# TASK DATA
↓↓↓

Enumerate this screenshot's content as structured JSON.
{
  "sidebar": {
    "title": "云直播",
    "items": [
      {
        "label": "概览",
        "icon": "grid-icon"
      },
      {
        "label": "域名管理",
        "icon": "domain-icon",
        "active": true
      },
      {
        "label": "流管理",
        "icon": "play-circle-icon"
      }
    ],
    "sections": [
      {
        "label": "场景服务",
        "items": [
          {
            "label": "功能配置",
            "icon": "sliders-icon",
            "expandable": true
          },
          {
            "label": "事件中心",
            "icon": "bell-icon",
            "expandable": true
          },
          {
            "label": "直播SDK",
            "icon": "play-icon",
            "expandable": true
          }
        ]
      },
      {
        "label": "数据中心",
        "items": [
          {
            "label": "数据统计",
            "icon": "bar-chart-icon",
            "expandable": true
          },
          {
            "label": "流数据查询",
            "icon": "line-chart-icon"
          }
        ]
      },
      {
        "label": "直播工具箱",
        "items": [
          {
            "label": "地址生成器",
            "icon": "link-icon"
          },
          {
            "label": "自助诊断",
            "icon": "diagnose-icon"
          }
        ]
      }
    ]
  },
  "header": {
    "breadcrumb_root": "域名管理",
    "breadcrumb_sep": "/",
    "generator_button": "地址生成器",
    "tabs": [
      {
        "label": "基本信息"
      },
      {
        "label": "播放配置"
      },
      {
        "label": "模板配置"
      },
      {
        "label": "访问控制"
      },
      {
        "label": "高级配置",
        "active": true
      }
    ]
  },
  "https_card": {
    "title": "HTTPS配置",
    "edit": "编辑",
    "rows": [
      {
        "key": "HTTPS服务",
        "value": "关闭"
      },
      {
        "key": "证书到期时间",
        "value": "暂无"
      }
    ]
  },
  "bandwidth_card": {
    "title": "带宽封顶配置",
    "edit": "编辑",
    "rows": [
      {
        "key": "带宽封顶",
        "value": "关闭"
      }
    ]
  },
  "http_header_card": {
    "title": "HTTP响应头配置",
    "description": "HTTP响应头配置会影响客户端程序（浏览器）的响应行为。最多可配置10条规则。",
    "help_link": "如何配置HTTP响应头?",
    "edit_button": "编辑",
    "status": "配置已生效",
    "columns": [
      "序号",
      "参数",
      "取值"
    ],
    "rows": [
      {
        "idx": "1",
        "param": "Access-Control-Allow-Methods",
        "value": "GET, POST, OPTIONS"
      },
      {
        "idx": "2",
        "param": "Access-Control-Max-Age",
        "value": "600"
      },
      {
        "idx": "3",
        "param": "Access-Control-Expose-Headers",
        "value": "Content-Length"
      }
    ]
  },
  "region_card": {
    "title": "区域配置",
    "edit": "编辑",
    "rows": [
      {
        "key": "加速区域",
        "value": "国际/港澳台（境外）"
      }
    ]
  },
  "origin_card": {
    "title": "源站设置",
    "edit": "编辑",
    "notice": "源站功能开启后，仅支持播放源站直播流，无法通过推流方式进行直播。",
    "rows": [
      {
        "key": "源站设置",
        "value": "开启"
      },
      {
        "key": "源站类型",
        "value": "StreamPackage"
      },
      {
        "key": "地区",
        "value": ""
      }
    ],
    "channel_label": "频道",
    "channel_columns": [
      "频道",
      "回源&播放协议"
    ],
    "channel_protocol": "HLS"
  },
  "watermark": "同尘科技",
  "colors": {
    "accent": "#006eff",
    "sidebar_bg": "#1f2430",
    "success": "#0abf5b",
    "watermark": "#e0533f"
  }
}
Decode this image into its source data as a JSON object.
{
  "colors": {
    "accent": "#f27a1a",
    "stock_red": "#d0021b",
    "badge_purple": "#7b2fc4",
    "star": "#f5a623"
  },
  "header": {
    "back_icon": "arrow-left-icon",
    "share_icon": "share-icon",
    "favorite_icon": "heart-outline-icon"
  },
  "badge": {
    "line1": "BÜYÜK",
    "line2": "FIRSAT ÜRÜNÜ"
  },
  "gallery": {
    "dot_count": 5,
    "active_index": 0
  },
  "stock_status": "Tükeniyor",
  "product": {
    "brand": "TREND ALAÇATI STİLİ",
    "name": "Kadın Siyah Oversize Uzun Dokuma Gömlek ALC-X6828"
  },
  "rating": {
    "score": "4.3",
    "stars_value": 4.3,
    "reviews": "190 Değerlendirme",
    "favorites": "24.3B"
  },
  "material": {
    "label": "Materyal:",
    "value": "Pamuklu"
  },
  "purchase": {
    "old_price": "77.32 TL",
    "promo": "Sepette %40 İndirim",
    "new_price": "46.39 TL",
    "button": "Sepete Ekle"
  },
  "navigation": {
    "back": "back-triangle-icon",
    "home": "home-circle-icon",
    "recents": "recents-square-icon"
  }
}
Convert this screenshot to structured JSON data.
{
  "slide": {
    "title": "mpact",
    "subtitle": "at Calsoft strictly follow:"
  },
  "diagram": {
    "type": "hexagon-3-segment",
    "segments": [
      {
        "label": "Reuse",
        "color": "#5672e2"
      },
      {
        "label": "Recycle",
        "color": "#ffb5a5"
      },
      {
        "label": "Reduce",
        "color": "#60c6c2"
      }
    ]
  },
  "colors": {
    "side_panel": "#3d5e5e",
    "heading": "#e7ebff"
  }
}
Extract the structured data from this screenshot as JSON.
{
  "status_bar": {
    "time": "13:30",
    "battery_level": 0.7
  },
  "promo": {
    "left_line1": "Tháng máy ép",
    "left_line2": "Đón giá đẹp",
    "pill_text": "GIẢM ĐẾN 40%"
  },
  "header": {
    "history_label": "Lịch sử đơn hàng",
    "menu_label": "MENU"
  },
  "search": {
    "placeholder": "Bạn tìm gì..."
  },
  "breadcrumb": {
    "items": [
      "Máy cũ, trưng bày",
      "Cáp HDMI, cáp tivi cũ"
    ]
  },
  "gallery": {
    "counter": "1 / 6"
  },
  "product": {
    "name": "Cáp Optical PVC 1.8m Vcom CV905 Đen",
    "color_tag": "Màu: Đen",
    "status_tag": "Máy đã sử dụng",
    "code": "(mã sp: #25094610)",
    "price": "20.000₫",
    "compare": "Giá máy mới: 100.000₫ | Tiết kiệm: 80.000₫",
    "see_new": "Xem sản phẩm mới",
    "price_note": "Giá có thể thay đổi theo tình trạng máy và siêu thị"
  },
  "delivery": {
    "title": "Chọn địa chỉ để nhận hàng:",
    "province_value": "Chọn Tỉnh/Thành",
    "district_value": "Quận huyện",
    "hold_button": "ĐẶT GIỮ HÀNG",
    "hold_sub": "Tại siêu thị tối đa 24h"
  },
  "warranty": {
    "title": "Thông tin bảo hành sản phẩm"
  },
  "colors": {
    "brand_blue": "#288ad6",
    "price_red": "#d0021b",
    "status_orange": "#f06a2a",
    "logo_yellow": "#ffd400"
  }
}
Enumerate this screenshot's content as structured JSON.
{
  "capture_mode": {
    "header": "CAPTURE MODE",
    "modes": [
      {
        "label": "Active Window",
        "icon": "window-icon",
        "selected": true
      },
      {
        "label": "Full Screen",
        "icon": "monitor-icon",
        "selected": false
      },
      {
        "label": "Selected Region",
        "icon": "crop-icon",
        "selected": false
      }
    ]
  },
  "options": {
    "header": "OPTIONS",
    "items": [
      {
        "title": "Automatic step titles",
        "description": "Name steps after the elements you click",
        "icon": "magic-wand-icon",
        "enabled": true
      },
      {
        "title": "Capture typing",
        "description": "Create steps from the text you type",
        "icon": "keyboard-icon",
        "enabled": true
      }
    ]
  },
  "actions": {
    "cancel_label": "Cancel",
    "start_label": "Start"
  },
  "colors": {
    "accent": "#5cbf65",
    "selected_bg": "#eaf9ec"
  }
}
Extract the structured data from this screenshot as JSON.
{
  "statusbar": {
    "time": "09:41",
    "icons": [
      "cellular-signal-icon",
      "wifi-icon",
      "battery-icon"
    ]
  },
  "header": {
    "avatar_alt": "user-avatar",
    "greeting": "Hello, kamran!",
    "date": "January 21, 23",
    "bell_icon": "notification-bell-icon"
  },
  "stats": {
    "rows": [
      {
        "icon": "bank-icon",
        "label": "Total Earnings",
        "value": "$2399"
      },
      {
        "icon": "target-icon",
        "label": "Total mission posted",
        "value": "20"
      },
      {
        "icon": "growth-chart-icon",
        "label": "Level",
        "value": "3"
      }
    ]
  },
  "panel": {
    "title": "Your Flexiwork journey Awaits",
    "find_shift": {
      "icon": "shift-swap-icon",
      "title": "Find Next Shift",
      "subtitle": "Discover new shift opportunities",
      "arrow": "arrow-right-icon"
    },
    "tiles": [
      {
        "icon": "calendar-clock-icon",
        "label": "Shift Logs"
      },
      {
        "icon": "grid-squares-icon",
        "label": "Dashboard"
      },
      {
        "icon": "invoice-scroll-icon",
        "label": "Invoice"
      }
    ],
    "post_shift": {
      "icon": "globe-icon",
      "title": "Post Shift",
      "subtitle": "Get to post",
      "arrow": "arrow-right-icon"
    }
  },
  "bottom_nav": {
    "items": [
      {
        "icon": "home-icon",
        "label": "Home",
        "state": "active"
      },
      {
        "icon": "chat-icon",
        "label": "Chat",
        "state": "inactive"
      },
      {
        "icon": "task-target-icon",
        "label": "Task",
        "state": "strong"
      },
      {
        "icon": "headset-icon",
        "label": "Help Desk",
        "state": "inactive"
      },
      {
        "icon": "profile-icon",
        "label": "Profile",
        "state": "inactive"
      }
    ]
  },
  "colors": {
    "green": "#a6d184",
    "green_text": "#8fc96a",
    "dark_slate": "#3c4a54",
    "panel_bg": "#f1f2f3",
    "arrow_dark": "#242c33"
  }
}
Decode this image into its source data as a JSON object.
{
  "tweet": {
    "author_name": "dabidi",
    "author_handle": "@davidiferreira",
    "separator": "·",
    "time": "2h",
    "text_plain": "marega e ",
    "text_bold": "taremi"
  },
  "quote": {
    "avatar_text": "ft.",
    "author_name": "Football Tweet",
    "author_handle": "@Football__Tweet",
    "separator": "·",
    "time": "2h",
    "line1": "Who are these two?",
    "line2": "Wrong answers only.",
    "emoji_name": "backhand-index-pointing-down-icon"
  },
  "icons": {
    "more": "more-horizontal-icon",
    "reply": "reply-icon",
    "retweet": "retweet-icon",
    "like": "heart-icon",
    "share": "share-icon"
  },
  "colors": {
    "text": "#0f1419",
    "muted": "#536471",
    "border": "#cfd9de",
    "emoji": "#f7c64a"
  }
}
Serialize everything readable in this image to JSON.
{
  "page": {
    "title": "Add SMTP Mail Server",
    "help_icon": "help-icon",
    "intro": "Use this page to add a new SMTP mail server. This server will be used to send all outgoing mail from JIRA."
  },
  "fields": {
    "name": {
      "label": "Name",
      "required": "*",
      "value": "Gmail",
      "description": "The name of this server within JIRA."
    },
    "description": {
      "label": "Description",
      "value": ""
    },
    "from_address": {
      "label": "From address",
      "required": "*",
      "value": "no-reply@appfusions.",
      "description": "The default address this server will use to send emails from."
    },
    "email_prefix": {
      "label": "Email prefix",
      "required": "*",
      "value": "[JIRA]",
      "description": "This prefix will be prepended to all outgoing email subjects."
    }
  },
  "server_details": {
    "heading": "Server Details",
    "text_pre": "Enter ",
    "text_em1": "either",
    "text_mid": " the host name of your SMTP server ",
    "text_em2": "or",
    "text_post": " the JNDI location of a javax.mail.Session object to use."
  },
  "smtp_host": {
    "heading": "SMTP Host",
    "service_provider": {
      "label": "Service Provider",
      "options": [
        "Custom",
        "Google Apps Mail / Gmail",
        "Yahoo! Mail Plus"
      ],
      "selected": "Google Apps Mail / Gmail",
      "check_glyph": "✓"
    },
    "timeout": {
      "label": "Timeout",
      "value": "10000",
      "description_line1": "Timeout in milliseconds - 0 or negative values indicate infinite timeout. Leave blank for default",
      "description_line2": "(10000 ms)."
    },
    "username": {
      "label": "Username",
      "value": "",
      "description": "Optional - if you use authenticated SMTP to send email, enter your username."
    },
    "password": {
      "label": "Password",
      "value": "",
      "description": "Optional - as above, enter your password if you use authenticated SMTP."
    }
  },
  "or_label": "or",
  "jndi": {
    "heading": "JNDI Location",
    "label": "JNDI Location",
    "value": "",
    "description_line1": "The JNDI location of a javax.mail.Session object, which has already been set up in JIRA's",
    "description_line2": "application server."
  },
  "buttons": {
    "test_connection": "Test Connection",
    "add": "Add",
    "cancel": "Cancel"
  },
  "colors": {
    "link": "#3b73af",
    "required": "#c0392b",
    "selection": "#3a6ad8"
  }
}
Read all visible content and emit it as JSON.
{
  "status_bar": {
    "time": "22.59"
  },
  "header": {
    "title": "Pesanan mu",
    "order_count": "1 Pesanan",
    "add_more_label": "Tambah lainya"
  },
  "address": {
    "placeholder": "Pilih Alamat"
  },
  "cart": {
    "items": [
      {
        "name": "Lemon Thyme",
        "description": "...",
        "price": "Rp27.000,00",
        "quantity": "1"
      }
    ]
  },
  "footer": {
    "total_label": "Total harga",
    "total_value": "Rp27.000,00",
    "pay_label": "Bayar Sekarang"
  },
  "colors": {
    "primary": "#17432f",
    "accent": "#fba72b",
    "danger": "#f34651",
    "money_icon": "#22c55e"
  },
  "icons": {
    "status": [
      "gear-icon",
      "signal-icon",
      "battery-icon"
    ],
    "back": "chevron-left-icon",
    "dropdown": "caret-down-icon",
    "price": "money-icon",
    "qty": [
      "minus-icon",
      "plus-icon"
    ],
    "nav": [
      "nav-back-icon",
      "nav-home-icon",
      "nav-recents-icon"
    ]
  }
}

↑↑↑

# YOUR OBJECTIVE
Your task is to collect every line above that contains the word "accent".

# SOLUTION FOR THIS EXERCISE
    "accent": "#006eff",
    "accent": "#f27a1a",
    "accent": "#5cbf65",
    "accent": "#fba72b",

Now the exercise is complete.